Vodafone’s counter-move against the futuristic 5G hype is a real-life trial of mobile internet that’s not quite 5G, but a definite step in the right direction – and Parramatta was the lucky trial location. So what is 4.9G, and is it worth the hype?
4.9G and 5G
A network needs to meet a number of specified standards to be called 5G, the most important of which are impressively high speeds, extremely low latency (the delay between sending or requesting data, and actually getting it), and the ability to support many devices. 5G isn’t expected to be commercially available until next year at the earliest, but Vodafone isn’t waiting until then to start trials.
4.9G is a stepping stone to 5G, while still utilising 4G technology. Vodafone’s new network speeds are delivered using massive MIMO and FDD 1800 MHz spectrum. Trials of the 4.9G technology by Vodafone in 2017 using FDD band spectrum in massive MIMO reached speeds of 717 Mbps over 8 devices. To put that into perspective, in 2017 Australia had an average download speed of 33.76 Mbps, according to OpenSignal – so it’s easy to imagine how impressive 4G customers will find 4.9G speeds.
What is Massive MIMO?
The theory behind massive multiple input multiple output technology is complicated, but it very basically involves using multiple antenna, which allows for more focused coverage of a wider area. It helps achieve faster speeds and lower latency. Multiple MIMO has been difficult to achieve until now because of the complexity of the hardware and processing needed. However, as Vodafone are showing, the technology is ready to be tested on a high speed network like 4.9G, in preparation for the 5G rollout.
People are using their phones to access the internet like never before – Vodafone reported a 40% increase in data usage between 2016 -2017, yet according to OpenSignal the average speeds that most customers were accessing had only increased by 1 Mbps. Companies are now offering plans with “unlimited” data, so it’s becoming more vital than ever that telcos develop networks capable of supporting the increased data needs of their customers.

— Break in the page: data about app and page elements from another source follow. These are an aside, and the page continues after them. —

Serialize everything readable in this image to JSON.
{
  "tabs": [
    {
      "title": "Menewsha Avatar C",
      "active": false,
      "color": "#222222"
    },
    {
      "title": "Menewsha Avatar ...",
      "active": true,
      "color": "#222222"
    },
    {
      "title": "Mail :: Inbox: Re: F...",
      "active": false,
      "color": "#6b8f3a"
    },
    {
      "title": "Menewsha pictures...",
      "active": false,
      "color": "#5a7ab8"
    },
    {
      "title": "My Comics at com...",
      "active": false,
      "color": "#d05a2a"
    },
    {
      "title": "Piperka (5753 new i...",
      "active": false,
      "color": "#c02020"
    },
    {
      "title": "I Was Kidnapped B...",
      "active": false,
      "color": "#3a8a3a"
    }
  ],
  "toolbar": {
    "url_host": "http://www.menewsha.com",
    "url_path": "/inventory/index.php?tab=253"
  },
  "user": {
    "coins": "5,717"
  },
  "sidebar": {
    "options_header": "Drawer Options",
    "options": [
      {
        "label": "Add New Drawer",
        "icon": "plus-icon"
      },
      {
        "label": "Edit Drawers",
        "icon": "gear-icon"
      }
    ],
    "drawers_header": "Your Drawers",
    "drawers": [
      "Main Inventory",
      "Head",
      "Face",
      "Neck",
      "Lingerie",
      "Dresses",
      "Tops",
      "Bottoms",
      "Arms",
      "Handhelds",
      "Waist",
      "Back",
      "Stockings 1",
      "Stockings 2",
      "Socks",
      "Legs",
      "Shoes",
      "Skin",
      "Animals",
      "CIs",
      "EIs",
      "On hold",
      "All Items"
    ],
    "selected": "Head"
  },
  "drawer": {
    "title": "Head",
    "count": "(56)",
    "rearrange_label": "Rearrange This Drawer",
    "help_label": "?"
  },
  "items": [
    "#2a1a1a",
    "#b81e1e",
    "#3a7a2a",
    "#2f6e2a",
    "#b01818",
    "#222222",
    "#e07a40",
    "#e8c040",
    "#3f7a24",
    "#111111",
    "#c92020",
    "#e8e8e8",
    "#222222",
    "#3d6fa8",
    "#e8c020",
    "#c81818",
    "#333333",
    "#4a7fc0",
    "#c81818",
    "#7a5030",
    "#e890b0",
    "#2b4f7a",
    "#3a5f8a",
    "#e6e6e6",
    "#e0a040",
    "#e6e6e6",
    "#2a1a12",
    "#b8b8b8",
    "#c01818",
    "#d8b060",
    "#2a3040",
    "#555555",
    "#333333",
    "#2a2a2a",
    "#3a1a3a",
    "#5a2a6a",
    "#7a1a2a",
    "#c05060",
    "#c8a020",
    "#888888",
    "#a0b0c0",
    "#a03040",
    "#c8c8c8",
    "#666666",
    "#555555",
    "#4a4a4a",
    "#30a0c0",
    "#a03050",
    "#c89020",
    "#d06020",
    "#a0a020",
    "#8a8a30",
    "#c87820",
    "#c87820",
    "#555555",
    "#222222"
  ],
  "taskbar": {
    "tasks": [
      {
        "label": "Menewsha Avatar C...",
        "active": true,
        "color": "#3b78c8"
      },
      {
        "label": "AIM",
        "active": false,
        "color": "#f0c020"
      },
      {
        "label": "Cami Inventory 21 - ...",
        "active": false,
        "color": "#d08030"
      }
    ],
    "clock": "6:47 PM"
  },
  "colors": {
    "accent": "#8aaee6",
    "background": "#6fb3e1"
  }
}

With this goal in mind, Vodafone’s 4.9G networks can both provide a better network to customers now, as well as supporting the imminent 5G rollout.
Vodafone have begun their trial in Parramatta, but that’s only one of 5 planned trial sites. The next two are in Chinatown and Haymarket areas, both located in Sydney. Vodafone customers in this area with compatible devices will have access to a higher quality network, smoother steaming, more consistent speeds – and these benefits should continue even in high-usage periods.
Planning for 5G
The focus on upgrading their 4G networks doesn’t mean that Vodafone have stopped investing in 5G – they’re building up both networks simultaneously. It’s a smart move on two fronts – firstly, 5G isn’t available yet and won’t be for at least a year, so Vodafone can offer real upgrades to the public now instead of attempting to keep potential customers interested with promises about the future. Also, 4G networks will be needed to support the transition to 5G, which means that their investment in upgrading their 4G abilities will still have long-term rewards.
It’s a long way from Australia-wide coverage, but Vodafone’s trial will attract international interest, as telecommunications companies continue to push towards “the next big thing”. Meanwhile, Vodafone customers in West Sydney can enjoy the 4.9G network while the rest of us wait until the improvements become available in our area.